Q: How do you see the future of data center industry?
A: That’s an interesting question I’ll answer it for web applications (and databases + email), specifically.
Personally I see cloud infrastructure as a broken promise. Ask the man (or woman) on the street what they think cloud means, and they’ll probably tell you about increased reliability, better quality of service, etc. But really all that cloud does today is provide less powerful unreliable infrastructure with which software engineers are expected to build reliable software on top of. That’s a big ask!
My vision is for a fundamentally more reliable way of provisioning web applications – one where the underlying platform takes responsibility for implementing resilience well, once, at the platform level. Developers are then free to deploy applications knowing that they’ll scale well under load, and get failed over to another server if the physical server fails, or even if the whole data center goes pop.
I think that’s the promise of PaaS, and my vision is for a world where deploying web applications gets these benefits by default, without millions of sysadmins in hosting companies all over the world having to get paged in the middle of the night to go fix stuff manually. Computers can be smarter than that, it’s just up to us to teach them how.
Q: Tell our readers a bit about the team HybridCluster?
A: Since we got funded in December 2012 we’ve been lucky enough to be able to grow the team to 9 people, and I’m really proud of the team we’ve pulled together.
We’re a typical software company, and so unfortunately our Dave to female ratio is 2:0. That is, we have two Daves and no females (but we’re working on that!). Anyway, some highlights in the team are Jean-Paul Calderone, who’s the smartest person I’ve ever met, and is one of the founders of the Twisted project. Twisted is an awesome Python networking framework and without Twisted – and JP’s brain – we wouldn’t be where we are today. Also on the technical side, we’ve got Rob Haswell, our CTO, who’s a legend, and doing a great job of managing the development of the project as we make it even more awesome. We’ve also just hired one of JP’s side-kicks on Twisted, Itamar Turner-Trauring, who once built a distributed airline reservation system and sold it to Google.
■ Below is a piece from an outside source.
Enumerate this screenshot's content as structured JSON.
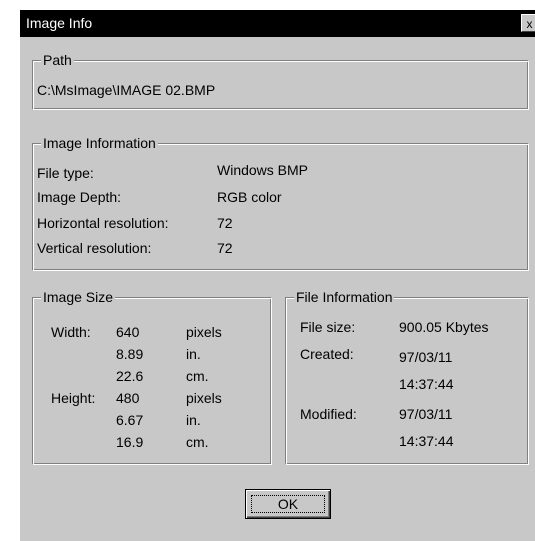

We’ve also got Andriy Gapon, FreeBSD kernel hacker extraordinaire, without whom we wouldn’t have a stable ZFS/VFS layer to play with. Dave Gebler is our Control Panel guru and we’re getting him working on our new REST API soon, so he’ll become a Twisted guru soon And our latest hire on support, Marcus Stewart Hughes, is a younger version of me – a hosting geek – he bought his first WHMCS license when he was 15, so I knew we had to hire him.
On the bizdev side, we’ve got Dave Benton, a legend in his own right, who’s come out of an enterprise sales background with IBM, Accenture and Star Internet, he’s extremely disciplined and great at bringing process into our young company. Andrew Holway is our technical pre-sales guy, previously building thousand-node clusters for the University of Frankfurt, and he loves chatting about ZFS and distributed systems. He’s also great at accents and can do some pretty awesome card tricks.
Q: To wrap up, with proper funding in place for development of the products, what’s in the bag for Q3 and Q4 of 2013?
A: We’re working on a few cool features for the 2.5 release later this year: we’re going to have first class Ruby on Rails and Python/Django support, mod_security to keep application exploits out of the containers, Memcache and Varnish support. We’re also working on properly supporting IP-based failover so we don’t have to rely on DNS, and there are some massive improvements to our Control Panel on their way.
It’s an exciting time to be in hosting and an even more exciting time to be a HybridCluster customer!
Thanks for the interview and the great questions.